Here's a twist: Apple, the world's most valuable company, said that it nearly doubled profits in its second quarter with a huge lift from sales in China.
Let's have that again. Apple, at last sighting, was a U.S. company, was it not?
China, meanwhile, is that enormous marketplace ripening right before our eyes, but with a central bureaucracy designed to frustrate every move a U.S. company makes on its soil.
China's sins in commerce overflow the cup. The country seems to care about intellectual property rights, but only to a point, and thumbs its nose at the world through currency manipulation. The government knows leverage when it falls in their laps and, thus, controls the world's supply of rare earth minerals without apology. Export industries are subsidized, foreign companies barred from the door unless they team up with a Chinese concern, which gives that Chinese firm a fair portion of what should be hard-earned U.S. profits. It has irresponsible pollution laws, which makes it cheaper to produce goods.
China's middle name is protectionism. But, simply put, China plays hard ball. It is in this for keeps.
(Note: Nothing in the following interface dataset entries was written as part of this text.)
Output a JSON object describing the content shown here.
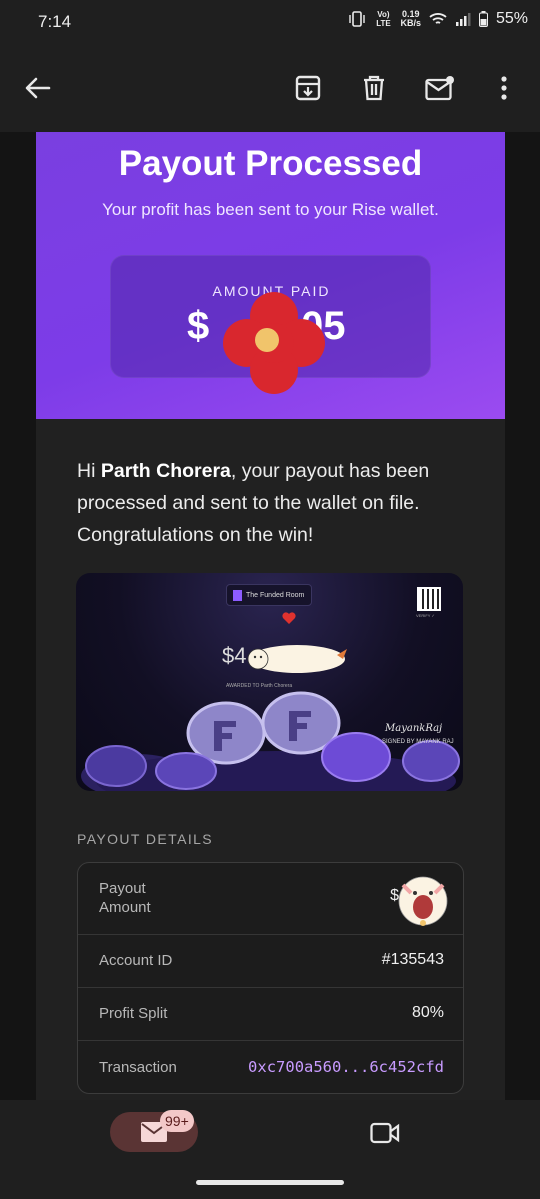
{
  "status_bar": {
    "time": "7:14",
    "network_label": "Vo) LTE",
    "speed_value": "0.19",
    "speed_unit": "KB/s",
    "battery": "55%"
  },
  "app_bar": {
    "back_icon": "arrow-left-icon",
    "archive_icon": "archive-icon",
    "delete_icon": "trash-icon",
    "mark_unread_icon": "mail-unread-icon",
    "more_icon": "more-vert-icon"
  },
  "email": {
    "hero": {
      "title": "Payout Processed",
      "subtitle": "Your profit has been sent to your Rise wallet.",
      "amount_label": "AMOUNT PAID",
      "amount_prefix": "$",
      "amount_suffix": "05"
    },
    "greeting": {
      "prefix": "Hi ",
      "name": "Parth Chorera",
      "body": ", your payout has been processed and sent to the wallet on file. Congratulations on the win!"
    },
    "certificate": {
      "brand": "The Funded Room",
      "qr_label": "VERIFY ✓",
      "amount_prefix": "$4",
      "awarded_to": "AWARDED TO Parth Chorera",
      "signature": "MayankRaj",
      "signed_by": "SIGNED BY MAYANK RAJ"
    },
    "details_label": "PAYOUT DETAILS",
    "details": [
      {
        "key": "Payout Amount",
        "value": "$"
      },
      {
        "key": "Account ID",
        "value": "#135543"
      },
      {
        "key": "Profit Split",
        "value": "80%"
      },
      {
        "key": "Transaction",
        "value": "0xc700a560...6c452cfd"
      }
    ]
  },
  "bottom_nav": {
    "mail_badge": "99+",
    "mail_icon": "mail-icon",
    "meet_icon": "video-camera-icon"
  },
  "colors": {
    "hero_gradient_start": "#7a3fe0",
    "hero_gradient_end": "#9b4bf0",
    "transaction_text": "#c89bff",
    "mail_pill": "#5a3434"
  }
}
And it wants to do the keeping.
But it doesn't take too long to figure out how Apple marched into China and came away with $7.9 billion in revenue in its second quarter.
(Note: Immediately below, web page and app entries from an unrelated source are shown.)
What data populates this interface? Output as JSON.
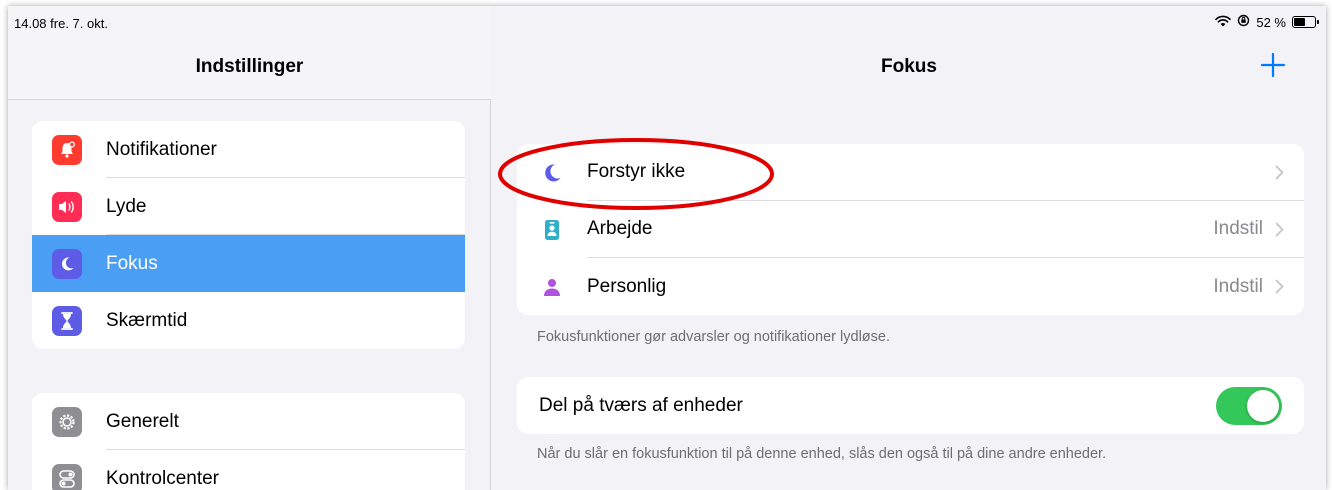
{
  "status_bar": {
    "time_date": "14.08  fre. 7. okt.",
    "battery_text": "52 %",
    "battery_level": 0.52
  },
  "sidebar": {
    "title": "Indstillinger",
    "group1": [
      {
        "label": "Notifikationer",
        "icon": "bell-icon",
        "color": "#ff3b30"
      },
      {
        "label": "Lyde",
        "icon": "speaker-icon",
        "color": "#ff2d55"
      },
      {
        "label": "Fokus",
        "icon": "moon-icon",
        "color": "#5e5ce6",
        "selected": true
      },
      {
        "label": "Skærmtid",
        "icon": "hourglass-icon",
        "color": "#5e5ce6"
      }
    ],
    "group2": [
      {
        "label": "Generelt",
        "icon": "gear-icon",
        "color": "#8e8e93"
      },
      {
        "label": "Kontrolcenter",
        "icon": "switches-icon",
        "color": "#8e8e93"
      }
    ]
  },
  "detail": {
    "title": "Fokus",
    "focus_modes": [
      {
        "label": "Forstyr ikke",
        "value": "",
        "icon": "moon-icon",
        "color": "#5e5ce6"
      },
      {
        "label": "Arbejde",
        "value": "Indstil",
        "icon": "id-badge-icon",
        "color": "#30b0c7"
      },
      {
        "label": "Personlig",
        "value": "Indstil",
        "icon": "person-icon",
        "color": "#af52de"
      }
    ],
    "focus_footnote": "Fokusfunktioner gør advarsler og notifikationer lydløse.",
    "share": {
      "label": "Del på tværs af enheder",
      "on": true,
      "footnote": "Når du slår en fokusfunktion til på denne enhed, slås den også til på dine andre enheder."
    }
  },
  "colors": {
    "accent": "#007aff",
    "selection": "#4a9ff5",
    "toggle_on": "#34c759",
    "annotation": "#e00000"
  }
}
The New York Times said Apple's revenue from China was 2 percent of its total just two years ago but has jumped to 12 percent.
Suffice it to say, all the numbers fall into place from there.
Apple sold 35.1 million iPhones in the quarter, nearly 90 percent more than it sold in the same quarter of its last fiscal year. It sold 11.8 million iPads, more than double what is sold in the same quarter a year earlier.
"It was an incredible quarter in China. It is mind-boggling that we could do this well," Chief Executive Officer Tim Cook said in a conference call.
The secret is as plain as the nose on a face, so let's not belabor the obvious: Apple builds products people want to buy.
The surprise is that Apple's products are not particularly cheap. But this should be the last time this surprises anyone for a while. It's not to say China is the new market for luxury goods. On the other hand, who's to say where the limits lie?
In international markets Wednesday, the Nikkei 225 index in Japan rose 0.98 percent while the Shanghai composite index in China gained 0.75 percent. The Hang Seng index in Hong Kong slipped 0.15 percent while the Sensex in India lost 0.33 percent.
The S&P/ASX 200 in Australia rose 0.18 percent.
In midday trading in Europe, the FTSE 100 index in Britain was virtually flat while the DAX 30 in Germany added 1.17 percent. The CAC 40 in France climbed 1.68 percent while the Stoxx Europe 600 gained 0.7 percent.